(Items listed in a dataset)
===

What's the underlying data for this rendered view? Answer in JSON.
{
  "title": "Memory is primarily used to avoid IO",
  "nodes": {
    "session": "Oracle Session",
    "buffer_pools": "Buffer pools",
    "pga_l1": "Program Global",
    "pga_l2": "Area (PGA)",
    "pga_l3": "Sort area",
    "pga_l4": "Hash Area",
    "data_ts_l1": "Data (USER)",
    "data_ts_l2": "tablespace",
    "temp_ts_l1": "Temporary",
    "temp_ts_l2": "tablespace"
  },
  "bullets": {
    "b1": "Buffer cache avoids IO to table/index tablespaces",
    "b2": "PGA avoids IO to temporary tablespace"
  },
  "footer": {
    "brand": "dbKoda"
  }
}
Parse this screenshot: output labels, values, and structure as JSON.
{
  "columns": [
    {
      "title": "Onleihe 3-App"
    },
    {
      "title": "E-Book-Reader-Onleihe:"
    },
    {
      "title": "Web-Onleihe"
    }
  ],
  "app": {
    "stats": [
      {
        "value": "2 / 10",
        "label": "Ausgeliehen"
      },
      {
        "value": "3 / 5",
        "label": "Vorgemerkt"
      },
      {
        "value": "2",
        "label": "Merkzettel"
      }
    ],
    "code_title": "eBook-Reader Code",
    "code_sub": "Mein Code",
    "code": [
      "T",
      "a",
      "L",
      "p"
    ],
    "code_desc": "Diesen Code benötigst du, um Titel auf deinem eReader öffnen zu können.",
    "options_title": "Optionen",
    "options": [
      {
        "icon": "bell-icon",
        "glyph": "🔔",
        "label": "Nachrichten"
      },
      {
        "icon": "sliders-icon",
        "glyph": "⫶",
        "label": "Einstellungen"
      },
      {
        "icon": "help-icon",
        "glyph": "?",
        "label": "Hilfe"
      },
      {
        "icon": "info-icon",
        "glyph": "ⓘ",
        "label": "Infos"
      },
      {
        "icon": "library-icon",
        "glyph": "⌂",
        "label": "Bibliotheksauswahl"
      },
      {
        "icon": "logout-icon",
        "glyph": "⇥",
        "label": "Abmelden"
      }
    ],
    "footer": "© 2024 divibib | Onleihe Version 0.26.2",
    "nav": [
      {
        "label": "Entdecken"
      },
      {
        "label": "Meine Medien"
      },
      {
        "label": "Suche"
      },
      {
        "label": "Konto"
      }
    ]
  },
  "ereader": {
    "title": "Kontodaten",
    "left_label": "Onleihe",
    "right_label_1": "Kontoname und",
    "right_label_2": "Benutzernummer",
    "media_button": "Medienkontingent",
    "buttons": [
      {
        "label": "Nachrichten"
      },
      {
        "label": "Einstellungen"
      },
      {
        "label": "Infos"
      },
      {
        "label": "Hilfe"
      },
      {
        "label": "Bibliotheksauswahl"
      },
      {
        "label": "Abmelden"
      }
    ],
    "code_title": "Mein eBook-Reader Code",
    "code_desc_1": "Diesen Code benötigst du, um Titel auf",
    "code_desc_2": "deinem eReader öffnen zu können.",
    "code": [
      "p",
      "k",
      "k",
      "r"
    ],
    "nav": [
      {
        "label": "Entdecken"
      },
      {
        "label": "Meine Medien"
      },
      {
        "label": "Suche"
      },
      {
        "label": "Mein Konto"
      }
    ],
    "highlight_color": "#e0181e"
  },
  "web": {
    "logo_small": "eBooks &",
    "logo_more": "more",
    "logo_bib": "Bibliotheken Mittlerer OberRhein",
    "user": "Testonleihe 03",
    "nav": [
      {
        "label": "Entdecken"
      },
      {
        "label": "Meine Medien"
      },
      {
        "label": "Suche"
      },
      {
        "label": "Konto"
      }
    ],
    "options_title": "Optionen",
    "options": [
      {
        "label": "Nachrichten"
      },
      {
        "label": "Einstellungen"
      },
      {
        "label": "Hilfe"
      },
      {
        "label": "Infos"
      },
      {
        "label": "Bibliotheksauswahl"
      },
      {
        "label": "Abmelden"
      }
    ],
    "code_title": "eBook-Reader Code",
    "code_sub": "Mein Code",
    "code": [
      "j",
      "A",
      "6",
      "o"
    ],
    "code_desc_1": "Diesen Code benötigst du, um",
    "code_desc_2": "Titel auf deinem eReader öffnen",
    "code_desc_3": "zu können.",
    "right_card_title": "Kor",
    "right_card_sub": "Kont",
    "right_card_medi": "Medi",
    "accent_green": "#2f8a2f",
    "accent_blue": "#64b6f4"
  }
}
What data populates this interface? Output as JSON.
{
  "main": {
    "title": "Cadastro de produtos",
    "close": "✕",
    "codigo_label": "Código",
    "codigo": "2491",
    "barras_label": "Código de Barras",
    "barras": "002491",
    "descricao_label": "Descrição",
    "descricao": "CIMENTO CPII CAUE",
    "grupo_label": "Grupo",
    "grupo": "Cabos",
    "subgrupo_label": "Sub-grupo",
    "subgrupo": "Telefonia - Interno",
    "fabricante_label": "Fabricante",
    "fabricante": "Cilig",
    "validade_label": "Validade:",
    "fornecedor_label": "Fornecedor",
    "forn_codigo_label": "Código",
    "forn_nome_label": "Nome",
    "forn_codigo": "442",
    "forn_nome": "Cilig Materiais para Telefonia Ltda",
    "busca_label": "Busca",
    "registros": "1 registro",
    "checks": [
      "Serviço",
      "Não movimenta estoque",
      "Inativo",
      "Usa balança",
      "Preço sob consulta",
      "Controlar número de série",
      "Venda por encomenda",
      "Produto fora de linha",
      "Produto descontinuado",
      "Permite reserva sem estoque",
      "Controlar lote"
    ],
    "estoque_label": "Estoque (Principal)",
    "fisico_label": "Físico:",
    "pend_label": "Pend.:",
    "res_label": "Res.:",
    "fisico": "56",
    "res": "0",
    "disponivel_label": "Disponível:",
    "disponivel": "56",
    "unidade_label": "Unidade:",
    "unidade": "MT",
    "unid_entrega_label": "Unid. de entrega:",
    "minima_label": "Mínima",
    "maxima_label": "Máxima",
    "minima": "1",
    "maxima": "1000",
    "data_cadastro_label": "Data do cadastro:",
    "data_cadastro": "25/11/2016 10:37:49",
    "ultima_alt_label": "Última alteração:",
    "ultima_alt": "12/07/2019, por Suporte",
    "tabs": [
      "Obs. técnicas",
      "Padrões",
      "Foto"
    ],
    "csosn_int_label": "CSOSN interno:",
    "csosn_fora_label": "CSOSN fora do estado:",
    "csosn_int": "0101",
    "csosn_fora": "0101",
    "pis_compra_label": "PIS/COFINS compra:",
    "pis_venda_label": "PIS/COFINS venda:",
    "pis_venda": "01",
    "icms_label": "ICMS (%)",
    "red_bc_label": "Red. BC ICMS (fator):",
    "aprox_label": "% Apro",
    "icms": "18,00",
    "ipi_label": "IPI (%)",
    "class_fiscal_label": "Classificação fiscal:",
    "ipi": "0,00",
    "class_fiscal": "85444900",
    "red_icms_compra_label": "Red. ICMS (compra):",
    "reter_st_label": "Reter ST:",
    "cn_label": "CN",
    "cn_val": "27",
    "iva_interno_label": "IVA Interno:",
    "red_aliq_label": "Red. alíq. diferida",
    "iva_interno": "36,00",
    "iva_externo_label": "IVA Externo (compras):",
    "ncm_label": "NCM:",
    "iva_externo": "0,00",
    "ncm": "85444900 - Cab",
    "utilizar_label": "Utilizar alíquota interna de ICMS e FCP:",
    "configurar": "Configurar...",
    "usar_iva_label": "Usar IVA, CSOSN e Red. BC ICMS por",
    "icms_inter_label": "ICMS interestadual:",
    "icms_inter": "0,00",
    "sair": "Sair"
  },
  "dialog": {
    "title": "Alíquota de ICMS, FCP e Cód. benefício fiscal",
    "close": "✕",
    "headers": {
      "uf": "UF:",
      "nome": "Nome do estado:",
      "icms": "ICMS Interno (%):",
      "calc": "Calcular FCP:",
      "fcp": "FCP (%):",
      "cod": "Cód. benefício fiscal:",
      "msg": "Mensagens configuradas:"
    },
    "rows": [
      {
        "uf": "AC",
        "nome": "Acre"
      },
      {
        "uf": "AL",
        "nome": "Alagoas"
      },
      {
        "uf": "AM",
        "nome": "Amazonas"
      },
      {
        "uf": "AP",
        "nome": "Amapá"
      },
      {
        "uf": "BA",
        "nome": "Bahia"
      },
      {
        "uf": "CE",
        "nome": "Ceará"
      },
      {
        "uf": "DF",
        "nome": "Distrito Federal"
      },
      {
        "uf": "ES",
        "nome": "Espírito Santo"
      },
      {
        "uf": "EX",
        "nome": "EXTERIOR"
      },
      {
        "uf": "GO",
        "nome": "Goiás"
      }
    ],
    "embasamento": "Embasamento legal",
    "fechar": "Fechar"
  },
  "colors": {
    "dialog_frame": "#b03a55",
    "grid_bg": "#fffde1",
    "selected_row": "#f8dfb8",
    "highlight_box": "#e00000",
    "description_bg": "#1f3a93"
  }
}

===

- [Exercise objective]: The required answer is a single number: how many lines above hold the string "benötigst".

- [Task solution]: 3